Ülle Maiste: The locals were included in the work throughout the process. We also designed the main square in Viljandi, and while there it was possible to add to public space on account of car traffic, Elva was different in this regard. The smaller the place, the longer the distances which makes dependence on personal vehicles even more actual. Throughout the design phase as well as in the final solution, the small amount of parking spots remained a concern. It seems that at least initially residents find it difficult to adjust to benches and mini-squares on the kerbside—they seem too close to cars. These spots are the more private ones compared to the main square and as soon as vegetation picks up, the potential of these pockets will become more visible. Inclusion of people in the design phase of these projects of good public space is vital. The attention granted by the state itself that signals that the problem areas have been noticed, a programme initiated in response, that your hometown is covered by the media—all this makes people proud of their hometown which is great fuel for success and a warm welcome.

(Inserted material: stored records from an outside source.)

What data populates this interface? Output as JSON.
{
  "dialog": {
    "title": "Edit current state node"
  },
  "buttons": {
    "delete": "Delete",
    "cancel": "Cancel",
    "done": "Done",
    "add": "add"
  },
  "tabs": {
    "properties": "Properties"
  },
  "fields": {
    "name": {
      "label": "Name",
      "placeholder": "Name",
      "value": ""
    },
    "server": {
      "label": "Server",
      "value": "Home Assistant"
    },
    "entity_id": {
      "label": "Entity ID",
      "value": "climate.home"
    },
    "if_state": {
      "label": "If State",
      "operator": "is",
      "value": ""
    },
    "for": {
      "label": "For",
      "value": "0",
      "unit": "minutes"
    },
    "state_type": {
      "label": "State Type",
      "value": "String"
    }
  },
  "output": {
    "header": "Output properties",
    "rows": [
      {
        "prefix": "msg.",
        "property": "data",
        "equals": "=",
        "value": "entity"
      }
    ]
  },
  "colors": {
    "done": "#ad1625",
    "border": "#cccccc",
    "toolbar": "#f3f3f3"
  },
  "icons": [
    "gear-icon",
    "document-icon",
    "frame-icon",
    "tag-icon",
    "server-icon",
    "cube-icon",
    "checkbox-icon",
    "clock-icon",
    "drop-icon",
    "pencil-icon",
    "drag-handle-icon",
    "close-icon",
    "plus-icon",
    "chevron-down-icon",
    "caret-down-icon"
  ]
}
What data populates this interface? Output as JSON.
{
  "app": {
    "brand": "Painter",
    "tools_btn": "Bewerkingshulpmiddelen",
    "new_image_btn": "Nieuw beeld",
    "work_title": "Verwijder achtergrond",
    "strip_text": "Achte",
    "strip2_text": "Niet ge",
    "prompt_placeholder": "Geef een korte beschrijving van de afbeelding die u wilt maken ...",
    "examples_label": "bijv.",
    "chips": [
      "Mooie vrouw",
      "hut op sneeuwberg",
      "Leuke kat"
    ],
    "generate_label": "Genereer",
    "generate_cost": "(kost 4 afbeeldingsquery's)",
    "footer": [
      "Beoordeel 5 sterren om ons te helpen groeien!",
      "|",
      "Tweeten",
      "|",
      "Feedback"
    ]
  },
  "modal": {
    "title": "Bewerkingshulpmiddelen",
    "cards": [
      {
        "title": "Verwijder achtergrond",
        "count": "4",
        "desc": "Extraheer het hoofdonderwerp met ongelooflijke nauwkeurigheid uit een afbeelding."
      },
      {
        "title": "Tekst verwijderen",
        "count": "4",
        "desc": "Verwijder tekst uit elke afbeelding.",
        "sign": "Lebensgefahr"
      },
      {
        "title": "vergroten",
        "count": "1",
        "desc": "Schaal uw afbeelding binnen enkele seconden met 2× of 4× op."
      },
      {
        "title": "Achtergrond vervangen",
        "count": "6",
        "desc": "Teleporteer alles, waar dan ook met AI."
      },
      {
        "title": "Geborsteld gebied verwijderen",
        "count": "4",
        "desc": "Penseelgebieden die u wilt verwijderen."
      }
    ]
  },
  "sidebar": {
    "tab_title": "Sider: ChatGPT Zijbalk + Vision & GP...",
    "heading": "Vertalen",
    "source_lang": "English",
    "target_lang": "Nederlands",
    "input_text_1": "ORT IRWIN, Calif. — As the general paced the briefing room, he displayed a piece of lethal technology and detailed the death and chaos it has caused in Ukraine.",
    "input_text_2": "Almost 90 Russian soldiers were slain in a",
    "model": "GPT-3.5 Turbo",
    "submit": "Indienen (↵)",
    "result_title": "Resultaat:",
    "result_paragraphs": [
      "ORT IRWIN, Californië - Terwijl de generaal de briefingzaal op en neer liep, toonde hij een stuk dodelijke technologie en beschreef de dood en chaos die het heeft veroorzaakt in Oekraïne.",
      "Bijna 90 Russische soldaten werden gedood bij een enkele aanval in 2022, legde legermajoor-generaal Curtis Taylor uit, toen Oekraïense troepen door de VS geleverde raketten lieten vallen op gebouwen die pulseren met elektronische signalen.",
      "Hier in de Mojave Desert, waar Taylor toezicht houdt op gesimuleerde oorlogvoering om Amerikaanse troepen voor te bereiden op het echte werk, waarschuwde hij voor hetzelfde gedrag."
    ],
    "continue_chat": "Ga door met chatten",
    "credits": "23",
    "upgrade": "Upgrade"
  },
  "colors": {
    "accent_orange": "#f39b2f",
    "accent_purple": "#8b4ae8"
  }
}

The established centre is still fresh today and therefore feels a bit raw in the middle of the existing structures, as could be expected. A mellowing out will be gradual once the space in between the construed elements grows full. Might designing squares in small towns in the first place be a bit too lavish an approach? A few times a year there is a fair, a procession or two, New Year’s Eve celebration. A live square should be filled with people all the time, outlined by a built frontier, and basted together by pedestrian passages. In small places public spaces like squares remain empty for most of their life cycle.
Diana Taalfelt: That is precisely why the square in Elva is more like an appropriately wide longer treading path. This enabled dividing the square into several zones, so it could be utilised for different purposes, and it would instigate new ideas. The street front is more formal and broader, the middle part features the business modules, the cafe area and sports facilities, and the lakeside zone is perforated with green areas—it is like a transition from town to landscape. This variation ensures abundance of options, something is always happening here.
ANNA-LIISA UNT works a day job as a landscape architect at the public space department of Tartu City Government, at other times she dwells, studies, and works from her home office in Karlova district.
Photo on top by Marko Hõrak
Article is published in Maja’s 2021 summer edition (No 105)